◆ **Goal of the exercise**
Total the lines of the entries below that hold the string "this", then write only that total.

**** Task input ****

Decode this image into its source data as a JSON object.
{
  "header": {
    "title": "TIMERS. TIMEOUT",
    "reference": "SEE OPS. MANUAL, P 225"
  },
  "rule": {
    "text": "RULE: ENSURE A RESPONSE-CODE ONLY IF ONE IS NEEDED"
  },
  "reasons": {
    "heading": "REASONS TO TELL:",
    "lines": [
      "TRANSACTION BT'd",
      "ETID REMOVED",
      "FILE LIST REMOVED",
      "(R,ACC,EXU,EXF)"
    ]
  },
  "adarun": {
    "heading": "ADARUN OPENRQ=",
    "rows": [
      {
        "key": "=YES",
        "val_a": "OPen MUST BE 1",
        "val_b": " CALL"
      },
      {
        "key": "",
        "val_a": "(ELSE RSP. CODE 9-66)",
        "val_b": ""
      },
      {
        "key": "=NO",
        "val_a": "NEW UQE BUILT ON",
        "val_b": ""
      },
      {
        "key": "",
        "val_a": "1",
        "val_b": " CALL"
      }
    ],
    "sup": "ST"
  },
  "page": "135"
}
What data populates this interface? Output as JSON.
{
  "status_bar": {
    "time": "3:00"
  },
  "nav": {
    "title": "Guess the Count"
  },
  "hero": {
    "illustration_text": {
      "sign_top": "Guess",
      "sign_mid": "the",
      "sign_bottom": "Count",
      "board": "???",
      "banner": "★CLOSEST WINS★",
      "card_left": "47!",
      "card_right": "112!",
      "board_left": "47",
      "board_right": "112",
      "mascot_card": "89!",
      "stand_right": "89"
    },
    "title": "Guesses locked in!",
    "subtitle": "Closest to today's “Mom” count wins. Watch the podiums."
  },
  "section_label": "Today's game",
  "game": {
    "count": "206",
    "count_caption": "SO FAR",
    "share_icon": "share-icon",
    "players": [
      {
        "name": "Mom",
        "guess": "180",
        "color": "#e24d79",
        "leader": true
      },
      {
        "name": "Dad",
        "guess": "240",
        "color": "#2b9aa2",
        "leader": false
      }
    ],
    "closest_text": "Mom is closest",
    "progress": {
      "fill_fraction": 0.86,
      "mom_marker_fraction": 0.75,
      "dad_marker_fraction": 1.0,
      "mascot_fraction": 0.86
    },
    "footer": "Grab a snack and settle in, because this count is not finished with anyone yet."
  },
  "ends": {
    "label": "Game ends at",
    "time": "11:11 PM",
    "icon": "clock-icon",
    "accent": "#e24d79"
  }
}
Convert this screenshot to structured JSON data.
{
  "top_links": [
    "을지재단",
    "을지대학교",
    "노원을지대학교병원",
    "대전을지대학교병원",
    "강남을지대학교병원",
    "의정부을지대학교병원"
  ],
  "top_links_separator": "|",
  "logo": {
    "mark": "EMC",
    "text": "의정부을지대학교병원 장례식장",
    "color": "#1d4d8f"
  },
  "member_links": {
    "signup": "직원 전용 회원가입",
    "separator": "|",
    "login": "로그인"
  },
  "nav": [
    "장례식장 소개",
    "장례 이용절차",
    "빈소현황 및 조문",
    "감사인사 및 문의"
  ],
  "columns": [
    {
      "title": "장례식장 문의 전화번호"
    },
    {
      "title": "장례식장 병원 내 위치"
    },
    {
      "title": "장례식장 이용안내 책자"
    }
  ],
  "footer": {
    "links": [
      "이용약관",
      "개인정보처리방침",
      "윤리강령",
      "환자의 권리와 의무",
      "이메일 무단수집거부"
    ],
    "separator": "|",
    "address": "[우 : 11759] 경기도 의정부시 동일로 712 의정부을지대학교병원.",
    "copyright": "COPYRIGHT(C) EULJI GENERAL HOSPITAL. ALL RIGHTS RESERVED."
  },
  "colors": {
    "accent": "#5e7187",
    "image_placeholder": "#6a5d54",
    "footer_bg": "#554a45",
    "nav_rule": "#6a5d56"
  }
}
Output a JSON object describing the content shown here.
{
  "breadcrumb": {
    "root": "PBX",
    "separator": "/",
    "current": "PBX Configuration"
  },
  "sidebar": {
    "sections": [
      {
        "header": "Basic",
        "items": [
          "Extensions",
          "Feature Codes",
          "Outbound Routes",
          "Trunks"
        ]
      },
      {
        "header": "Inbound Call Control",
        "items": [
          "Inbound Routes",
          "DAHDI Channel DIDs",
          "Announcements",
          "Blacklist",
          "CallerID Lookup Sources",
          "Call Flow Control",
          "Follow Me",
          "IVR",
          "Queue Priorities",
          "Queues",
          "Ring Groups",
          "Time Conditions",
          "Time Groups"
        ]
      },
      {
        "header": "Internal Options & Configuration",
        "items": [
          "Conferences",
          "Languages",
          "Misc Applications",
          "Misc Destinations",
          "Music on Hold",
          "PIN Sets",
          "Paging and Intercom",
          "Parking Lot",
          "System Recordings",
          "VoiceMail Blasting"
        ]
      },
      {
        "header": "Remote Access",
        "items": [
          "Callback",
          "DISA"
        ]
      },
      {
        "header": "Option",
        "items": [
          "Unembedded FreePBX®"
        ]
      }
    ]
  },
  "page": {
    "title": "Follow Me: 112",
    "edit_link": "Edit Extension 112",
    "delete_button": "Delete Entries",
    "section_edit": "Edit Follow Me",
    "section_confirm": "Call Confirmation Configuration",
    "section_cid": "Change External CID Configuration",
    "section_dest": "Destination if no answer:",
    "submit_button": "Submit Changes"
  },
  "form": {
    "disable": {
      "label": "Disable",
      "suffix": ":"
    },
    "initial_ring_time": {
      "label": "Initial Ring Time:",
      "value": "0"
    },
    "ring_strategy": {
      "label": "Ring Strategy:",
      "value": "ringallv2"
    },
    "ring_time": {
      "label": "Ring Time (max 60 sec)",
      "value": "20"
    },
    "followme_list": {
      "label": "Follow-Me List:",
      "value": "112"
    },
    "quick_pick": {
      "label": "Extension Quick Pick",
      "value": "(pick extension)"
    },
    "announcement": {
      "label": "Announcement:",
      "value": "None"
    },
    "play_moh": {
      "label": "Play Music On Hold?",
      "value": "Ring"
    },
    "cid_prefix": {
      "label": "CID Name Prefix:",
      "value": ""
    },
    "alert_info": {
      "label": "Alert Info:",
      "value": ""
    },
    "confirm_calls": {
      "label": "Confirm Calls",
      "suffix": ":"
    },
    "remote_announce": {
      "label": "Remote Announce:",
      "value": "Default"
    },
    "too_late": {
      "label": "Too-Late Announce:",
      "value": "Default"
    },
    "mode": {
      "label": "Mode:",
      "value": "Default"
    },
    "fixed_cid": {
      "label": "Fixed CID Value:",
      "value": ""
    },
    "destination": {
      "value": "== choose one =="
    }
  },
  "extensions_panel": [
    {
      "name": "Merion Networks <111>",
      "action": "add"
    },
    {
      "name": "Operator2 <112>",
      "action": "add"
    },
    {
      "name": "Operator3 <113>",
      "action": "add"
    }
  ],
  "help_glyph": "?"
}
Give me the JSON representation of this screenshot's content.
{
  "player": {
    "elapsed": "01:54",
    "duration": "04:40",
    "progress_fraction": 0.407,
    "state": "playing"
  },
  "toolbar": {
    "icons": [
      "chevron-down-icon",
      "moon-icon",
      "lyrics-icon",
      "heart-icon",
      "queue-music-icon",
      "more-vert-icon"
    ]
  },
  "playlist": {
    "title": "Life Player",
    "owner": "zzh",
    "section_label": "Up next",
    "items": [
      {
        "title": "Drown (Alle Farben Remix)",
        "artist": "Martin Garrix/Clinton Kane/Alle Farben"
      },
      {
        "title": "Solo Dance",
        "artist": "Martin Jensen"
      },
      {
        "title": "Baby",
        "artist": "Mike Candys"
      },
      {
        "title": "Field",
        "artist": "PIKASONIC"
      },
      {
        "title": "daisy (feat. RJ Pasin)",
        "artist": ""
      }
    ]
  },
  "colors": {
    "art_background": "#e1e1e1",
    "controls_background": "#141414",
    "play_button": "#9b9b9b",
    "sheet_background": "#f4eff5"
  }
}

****

◆ **Exercise solution**
5